As the hours passed, and Lila and Flinka lay unconscious in the mud, the elf made his stately way toward Rivendell. His horse's hoofs clipped along the compacted earth of the trail. When Galdor looked the other way, his shadow nodded in silent greeting to Flinka's, and whispered to Lila, /I thought you had no shadow. Perhaps you were mistaken. But shadows never lie, so I am now confused. Who is the other?/
Lila stirred but didn't wake. Rodal, the shadow, sighed and obediently followed her master and his horse down the trail.
~ ~ ~ ~ ~ ~ ~ ~ ~ ~ ~ ~ ~ ~ ~ ~ ~
She didn't know what had happened. As Lila held the key, she saw a door. Frowning, she walked around it. It had no width. At all. It simply was from the front, gone from the sides and back.

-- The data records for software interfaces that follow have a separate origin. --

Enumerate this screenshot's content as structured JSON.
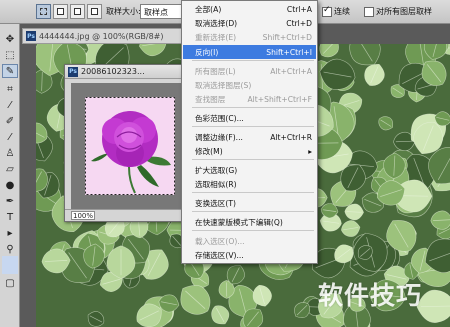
{
  "options_bar": {
    "feather_label": "取样大小:",
    "sample_size_value": "取样点",
    "contiguous_label": "连续",
    "contiguous_checked": true,
    "all_layers_label": "对所有图层取样",
    "all_layers_checked": false
  },
  "background_doc": {
    "badge": "Ps",
    "tab_title": "4444444.jpg @ 100%(RGB/8#)"
  },
  "float_window": {
    "badge": "Ps",
    "title": "20086102323...",
    "zoom": "100%"
  },
  "select_menu": {
    "items": [
      {
        "label": "全部(A)",
        "shortcut": "Ctrl+A",
        "disabled": false,
        "highlight": false
      },
      {
        "label": "取消选择(D)",
        "shortcut": "Ctrl+D",
        "disabled": false,
        "highlight": false
      },
      {
        "label": "重新选择(E)",
        "shortcut": "Shift+Ctrl+D",
        "disabled": true,
        "highlight": false
      },
      {
        "label": "反向(I)",
        "shortcut": "Shift+Ctrl+I",
        "disabled": false,
        "highlight": true
      },
      {
        "label": "所有图层(L)",
        "shortcut": "Alt+Ctrl+A",
        "disabled": true,
        "highlight": false
      },
      {
        "label": "取消选择图层(S)",
        "shortcut": "",
        "disabled": true,
        "highlight": false
      },
      {
        "label": "查找图层",
        "shortcut": "Alt+Shift+Ctrl+F",
        "disabled": true,
        "highlight": false
      },
      {
        "label": "色彩范围(C)...",
        "shortcut": "",
        "disabled": false,
        "highlight": false
      },
      {
        "label": "调整边缘(F)...",
        "shortcut": "Alt+Ctrl+R",
        "disabled": false,
        "highlight": false
      },
      {
        "label": "修改(M)",
        "shortcut": "▸",
        "disabled": false,
        "highlight": false
      },
      {
        "label": "扩大选取(G)",
        "shortcut": "",
        "disabled": false,
        "highlight": false
      },
      {
        "label": "选取相似(R)",
        "shortcut": "",
        "disabled": false,
        "highlight": false
      },
      {
        "label": "变换选区(T)",
        "shortcut": "",
        "disabled": false,
        "highlight": false
      },
      {
        "label": "在快速蒙版模式下编辑(Q)",
        "shortcut": "",
        "disabled": false,
        "highlight": false
      },
      {
        "label": "载入选区(O)...",
        "shortcut": "",
        "disabled": true,
        "highlight": false
      },
      {
        "label": "存储选区(V)...",
        "shortcut": "",
        "disabled": false,
        "highlight": false
      }
    ]
  },
  "watermark": "软件技巧",
  "colors": {
    "highlight": "#3d7be0",
    "flower": "#c030c8",
    "ivy_leaf": "#a9c98e"
  }
}
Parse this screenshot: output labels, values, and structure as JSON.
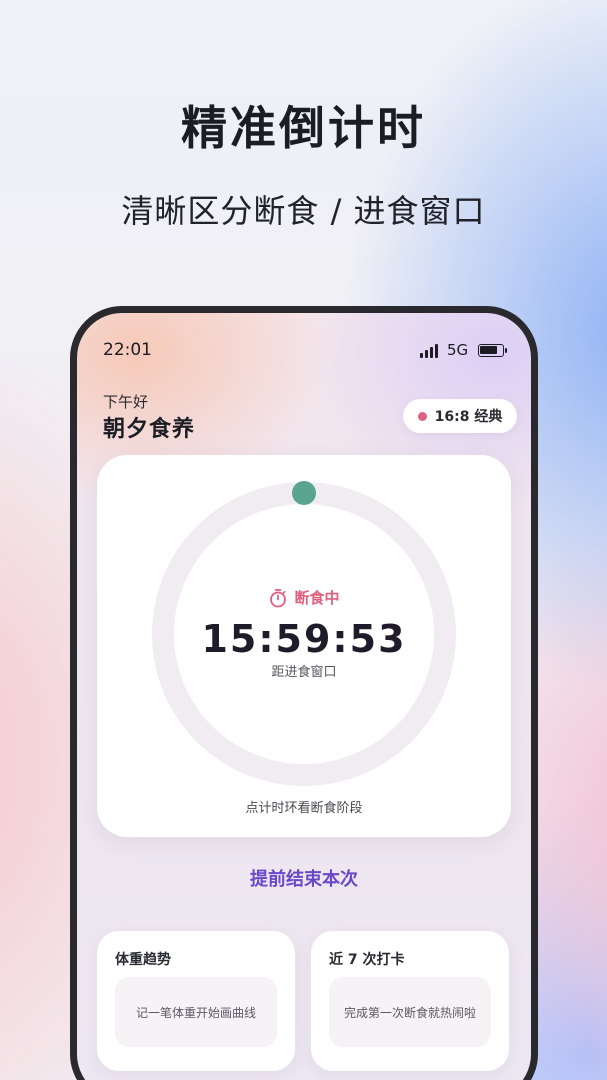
{
  "promo": {
    "headline": "精准倒计时",
    "subline": "清晰区分断食 / 进食窗口"
  },
  "status_bar": {
    "time": "22:01",
    "network": "5G"
  },
  "header": {
    "greeting": "下午好",
    "app_title": "朝夕食养",
    "plan_chip": "16:8 经典"
  },
  "timer": {
    "phase_label": "断食中",
    "countdown": "15:59:53",
    "countdown_caption": "距进食窗口",
    "ring_hint": "点计时环看断食阶段",
    "progress_fraction": 0.0
  },
  "actions": {
    "end_early": "提前结束本次"
  },
  "cards": {
    "weight": {
      "title": "体重趋势",
      "empty_text": "记一笔体重开始画曲线"
    },
    "checkin": {
      "title": "近 7 次打卡",
      "empty_text": "完成第一次断食就热闹啦"
    }
  },
  "colors": {
    "fasting_accent": "#e0607f",
    "action_purple": "#6a48c7",
    "progress_knob": "#5aa592",
    "ring_track": "#f1ecf1"
  },
  "icons": {
    "phase": "stopwatch-icon",
    "signal": "signal-bars-icon",
    "battery": "battery-icon"
  }
}
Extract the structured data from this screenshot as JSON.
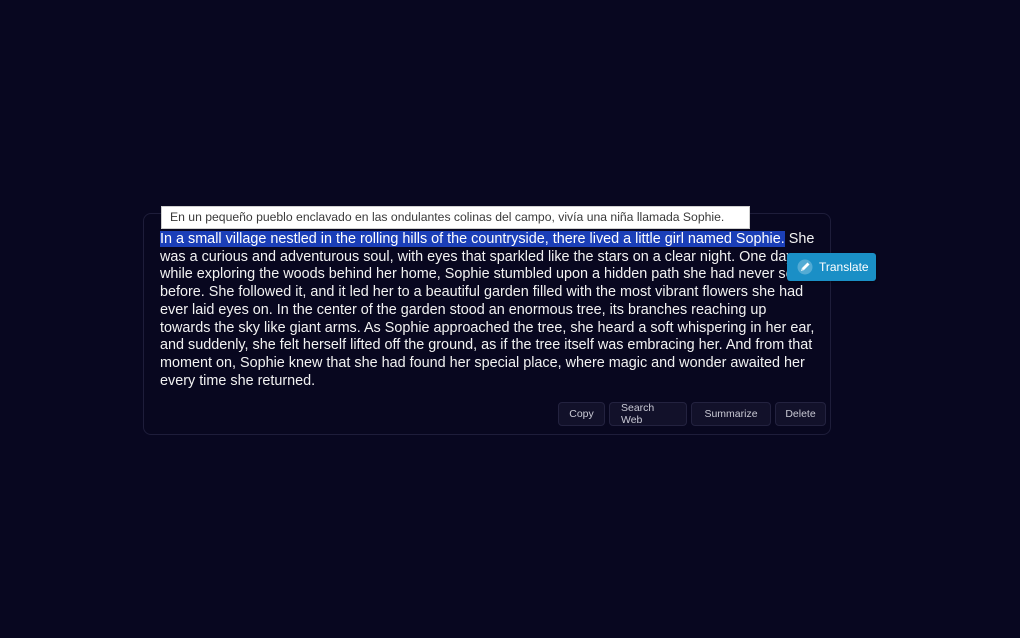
{
  "translation_tooltip": {
    "text": "En un pequeño pueblo enclavado en las ondulantes colinas del campo, vivía una niña llamada Sophie."
  },
  "passage": {
    "highlighted": "In a small village nestled in the rolling hills of the countryside, there lived a little girl named Sophie.",
    "rest": " She was a curious and adventurous soul, with eyes that sparkled like the stars on a clear night. One day, while exploring the woods behind her home, Sophie stumbled upon a hidden path she had never seen before. She followed it, and it led her to a beautiful garden filled with the most vibrant flowers she had ever laid eyes on. In the center of the garden stood an enormous tree, its branches reaching up towards the sky like giant arms. As Sophie approached the tree, she heard a soft whispering in her ear, and suddenly, she felt herself lifted off the ground, as if the tree itself was embracing her. And from that moment on, Sophie knew that she had found her special place, where magic and wonder awaited her every time she returned."
  },
  "translate_button": {
    "label": "Translate",
    "icon": "translate-icon"
  },
  "actions": {
    "copy": "Copy",
    "search_web": "Search Web",
    "summarize": "Summarize",
    "delete": "Delete"
  },
  "colors": {
    "background": "#080720",
    "highlight": "#1b3fb8",
    "translate_accent": "#1a8fc6"
  }
}
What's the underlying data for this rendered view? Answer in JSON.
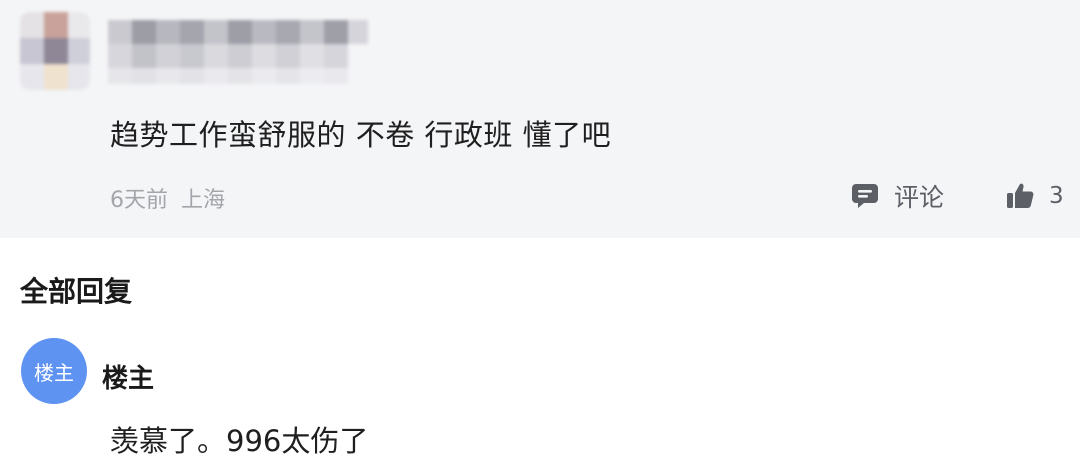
{
  "comment": {
    "author_redacted": true,
    "text": "趋势工作蛮舒服的 不卷 行政班 懂了吧",
    "time": "6天前",
    "location": "上海",
    "reply_label": "评论",
    "like_count": "3",
    "icons": {
      "reply": "comment-icon",
      "like": "thumbs-up-icon"
    }
  },
  "replies_section": {
    "title": "全部回复",
    "items": [
      {
        "avatar_text": "楼主",
        "author": "楼主",
        "text": "羡慕了。996太伤了"
      }
    ]
  },
  "colors": {
    "card_background": "#f4f5f7",
    "avatar_blue": "#5f93f2",
    "meta_gray": "#a3a5ab",
    "icon_gray": "#5c5f66"
  }
}
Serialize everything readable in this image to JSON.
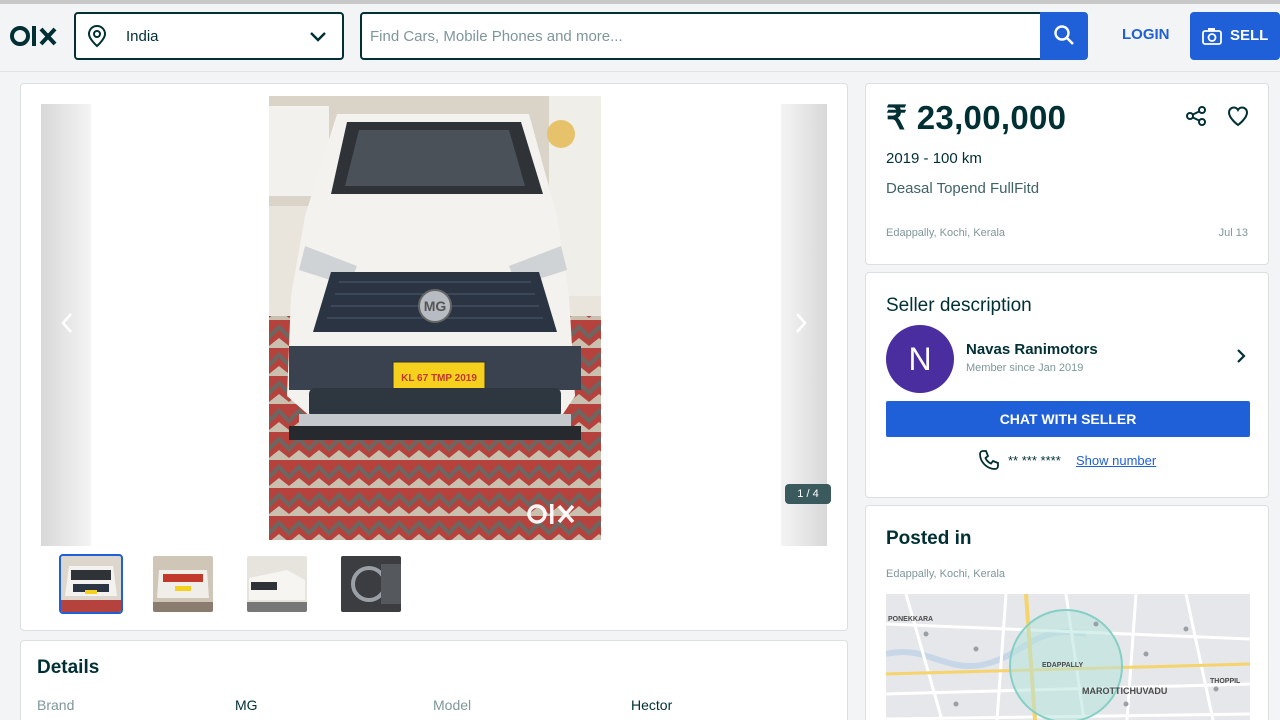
{
  "header": {
    "logo_text": "OLX",
    "location": "India",
    "search_placeholder": "Find Cars, Mobile Phones and more...",
    "login_label": "LOGIN",
    "sell_label": "SELL"
  },
  "gallery": {
    "counter": "1 / 4",
    "watermark": "OLX",
    "plate": "KL 67 TMP 2019"
  },
  "details": {
    "title": "Details",
    "fields": [
      {
        "key": "Brand",
        "value": "MG"
      },
      {
        "key": "Model",
        "value": "Hector"
      }
    ]
  },
  "listing": {
    "price": "₹ 23,00,000",
    "year_km": "2019 - 100 km",
    "title": "Deasal Topend FullFitd",
    "location": "Edappally, Kochi, Kerala",
    "date": "Jul 13"
  },
  "seller": {
    "heading": "Seller description",
    "initial": "N",
    "name": "Navas Ranimotors",
    "member_since": "Member since Jan 2019",
    "chat_label": "CHAT WITH SELLER",
    "masked_phone": "** *** ****",
    "show_number": "Show number"
  },
  "posted": {
    "title": "Posted in",
    "location": "Edappally, Kochi, Kerala",
    "map_labels": [
      "PONEKKARA",
      "EDAPPALLY",
      "MAROTTICHUVADU",
      "THOPPIL"
    ]
  },
  "colors": {
    "brand_blue": "#1f5fd8",
    "text_dark": "#002f34",
    "avatar_purple": "#4a2d9e"
  }
}
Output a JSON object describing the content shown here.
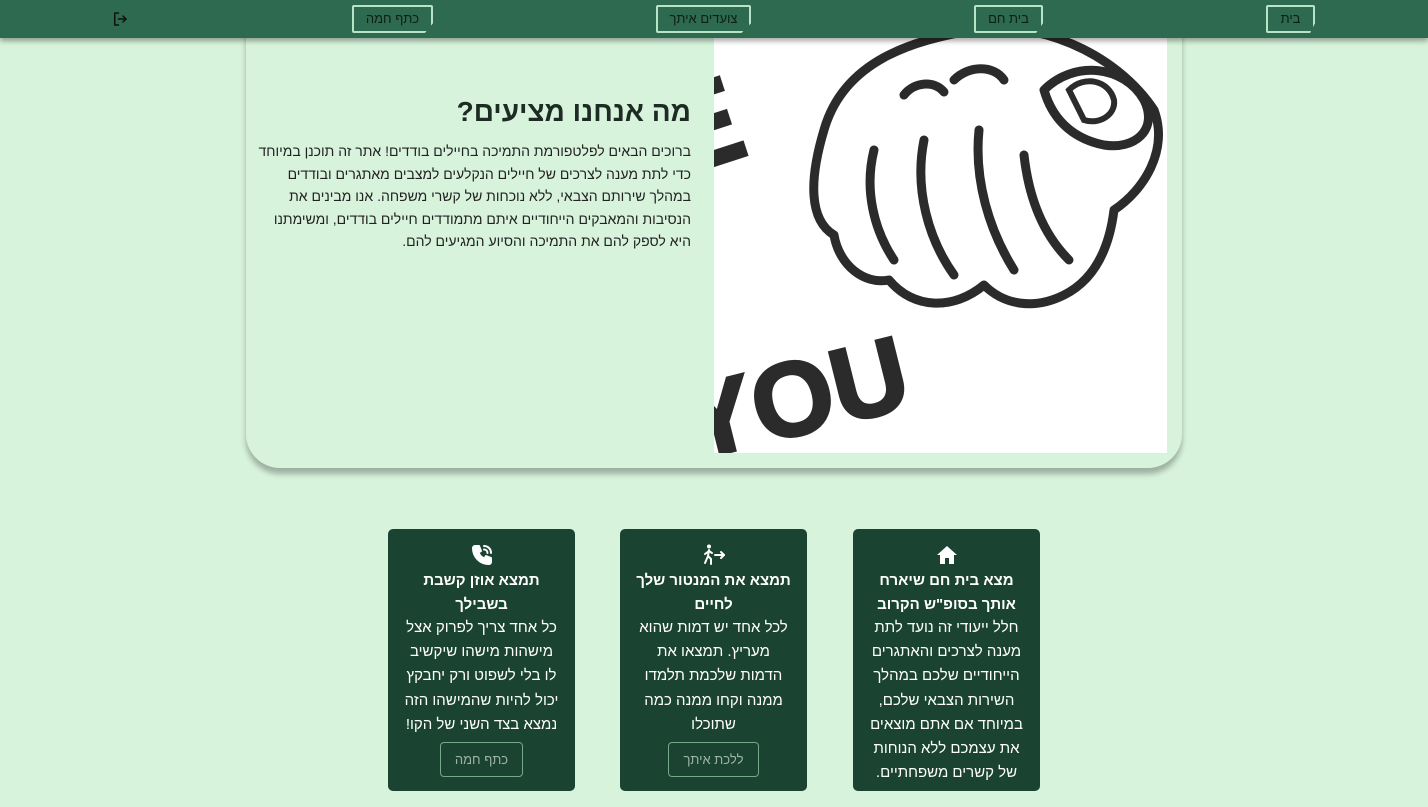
{
  "nav": {
    "items": [
      {
        "label": "בית"
      },
      {
        "label": "בית חם"
      },
      {
        "label": "צועדים איתך"
      },
      {
        "label": "כתף חמה"
      }
    ]
  },
  "hero": {
    "title": "מה אנחנו מציעים?",
    "body": "ברוכים הבאים לפלטפורמת התמיכה בחיילים בודדים! אתר זה תוכנן במיוחד כדי לתת מענה לצרכים של חיילים הנקלעים למצבים מאתגרים ובודדים במהלך שירותם הצבאי, ללא נוכחות של קשרי משפחה. אנו מבינים את הנסיבות והמאבקים הייחודיים איתם מתמודדים חיילים בודדים, ומשימתנו היא לספק להם את התמיכה והסיוע המגיעים להם.",
    "image_text_top": "WE",
    "image_text_bottom": "YOU!"
  },
  "cards": [
    {
      "icon": "home-icon",
      "title": "מצא בית חם שיארח אותך בסופ\"ש הקרוב",
      "text": "חלל ייעודי זה נועד לתת מענה לצרכים והאתגרים הייחודיים שלכם במהלך השירות הצבאי שלכם, במיוחד אם אתם מוצאים את עצמכם ללא הנוחות של קשרים משפחתיים. אנו מבינים את",
      "button": ""
    },
    {
      "icon": "walking-person-icon",
      "title": "תמצא את המנטור שלך לחיים",
      "text": "לכל אחד יש דמות שהוא מעריץ. תמצאו את הדמות שלכמת תלמדו ממנה וקחו ממנה כמה שתוכלו",
      "button": "ללכת איתך"
    },
    {
      "icon": "phone-icon",
      "title": "תמצא אוזן קשבת בשבילך",
      "text": "כל אחד צריך לפרוק אצל מישהות מישהו שיקשיב לו בלי לשפוט ורק יחבקץ יכול להיות שהמישהו הזה נמצא בצד השני של הקו!",
      "button": "כתף חמה"
    }
  ],
  "colors": {
    "background": "#d8f3dc",
    "navbar": "#2d6a4f",
    "card": "#1b4332",
    "nav_border": "#b7e4c7"
  }
}
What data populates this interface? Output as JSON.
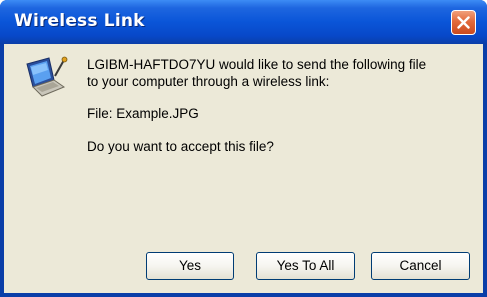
{
  "window": {
    "title": "Wireless Link"
  },
  "message": {
    "line1": "LGIBM-HAFTDO7YU would like to send the following file",
    "line2": "to your computer through a wireless link:",
    "file_label": "File: Example.JPG",
    "question": "Do you want to accept this file?"
  },
  "buttons": {
    "yes": "Yes",
    "yes_to_all": "Yes To All",
    "cancel": "Cancel"
  },
  "icons": {
    "title_close": "close-icon",
    "app": "wireless-laptop-icon"
  },
  "colors": {
    "titlebar": "#0a55d8",
    "client": "#ece9d8",
    "close_button": "#e26a3c",
    "button_border": "#003c74"
  }
}
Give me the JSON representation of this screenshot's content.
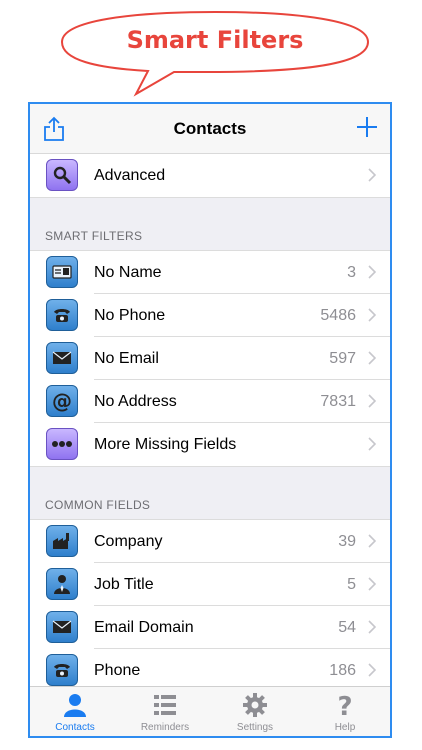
{
  "banner": {
    "title": "Smart Filters"
  },
  "navbar": {
    "title": "Contacts"
  },
  "advanced": {
    "label": "Advanced"
  },
  "smart_filters": {
    "header": "SMART FILTERS",
    "items": [
      {
        "label": "No Name",
        "count": "3",
        "icon": "id-card-icon"
      },
      {
        "label": "No Phone",
        "count": "5486",
        "icon": "phone-icon"
      },
      {
        "label": "No Email",
        "count": "597",
        "icon": "envelope-icon"
      },
      {
        "label": "No Address",
        "count": "7831",
        "icon": "at-sign-icon"
      },
      {
        "label": "More Missing Fields",
        "count": "",
        "icon": "ellipsis-icon"
      }
    ]
  },
  "common_fields": {
    "header": "COMMON FIELDS",
    "items": [
      {
        "label": "Company",
        "count": "39",
        "icon": "factory-icon"
      },
      {
        "label": "Job Title",
        "count": "5",
        "icon": "person-tie-icon"
      },
      {
        "label": "Email Domain",
        "count": "54",
        "icon": "envelope-icon"
      },
      {
        "label": "Phone",
        "count": "186",
        "icon": "phone-icon"
      }
    ]
  },
  "tabbar": {
    "tabs": [
      {
        "label": "Contacts",
        "active": true
      },
      {
        "label": "Reminders",
        "active": false
      },
      {
        "label": "Settings",
        "active": false
      },
      {
        "label": "Help",
        "active": false
      }
    ]
  },
  "colors": {
    "accent": "#1a7cf0",
    "banner": "#e8453c",
    "frame": "#2e8cf0",
    "icon_blue": "#2f7fcc",
    "icon_purple": "#8f73f0"
  }
}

What was a door doing here? On top of a hill? It wasn't there when she had climbed the hill. . .
Out of curiosity, she pushed the key into the lock. A jiggling noise came from the knob, and the door swung open. Bright golden sunlight poured out from beyond the door, contrasting horribly with the silver moon. Lila stuck her hand through the doorway, a good foot in. Leaving it there, she walked around as much as she could, looking at the "back" of the door. She let her other arm pass freely through the air where her right should have been. Between universes you shall go. . . Lila looked around her, at the world she knew. Her sister had disappeared years ago, Stephen, the person she had loved so, was dead. . . her mother was mentally retarded, her father constantly drunk. . . there was no need for her to stay here. She looked through the door once more, where a young girl played in the long grass of the meadow with a beautiful furry rabbit. Lila felt tears stinging her eyes. Taking a deep breath, she stepped through the doorway, and slammed the door behind her.
~ ~ ~ ~ ~ ~ ~ ~ ~ ~ ~ ~ ~ ~ ~ ~ ~
When Lila next opened her eyes, it was day. Not the next day, no, but three days later. Her face had a crusted layer of salt on it. Crying. She didn't remember why she had woken, but it was strange.
"Strider, what is she?"
Lila looked up to the blurry, sun framed, plump face of. . . a man- but he didn't look right for a man. He had the size of a child. She moaned and turned over. Face down by the spring again, she took a long drink. . . and threw up. Over and over, until there was no water in her stomach; and then acid came out instead. Finally she could stop, and she lay gasping and sobbing; shuddering with weakness, aching with exhaustion.
"Flinka, what happened to us?" she whispered. "Why are we like this?"
"What she is, I don't know. But she is in trouble."
Sam shook his head. Frodo blinked in surprise. He had seen a shadow flit over Lila, resting a hand on her forehead, disappearing under a rock. The shadow had no owner. He frowned, but said nothing.
Lila's vision didn't get any better, but her mind did. She looked up in fear to the face of Strider, who she didn't recognize.
"Who are you?" Strider asked.
"Lila, sir. No more. . . just- just Lila."
"Why are you here? What happened?"
"No!" Lila struggled to her feet, ran a few yards, and fell. Frodo thought he must have been imagining it, but he had thought he had seen a rabbit bound after her; lick her tear stained face. And, though the sun was quite bright, unless he was much mistaken, the girl had no shadow.
Address for part 1: http://www.theonering.com/docs/10810.html
Address for part 2: http://www.theonering.com/docs/11322.html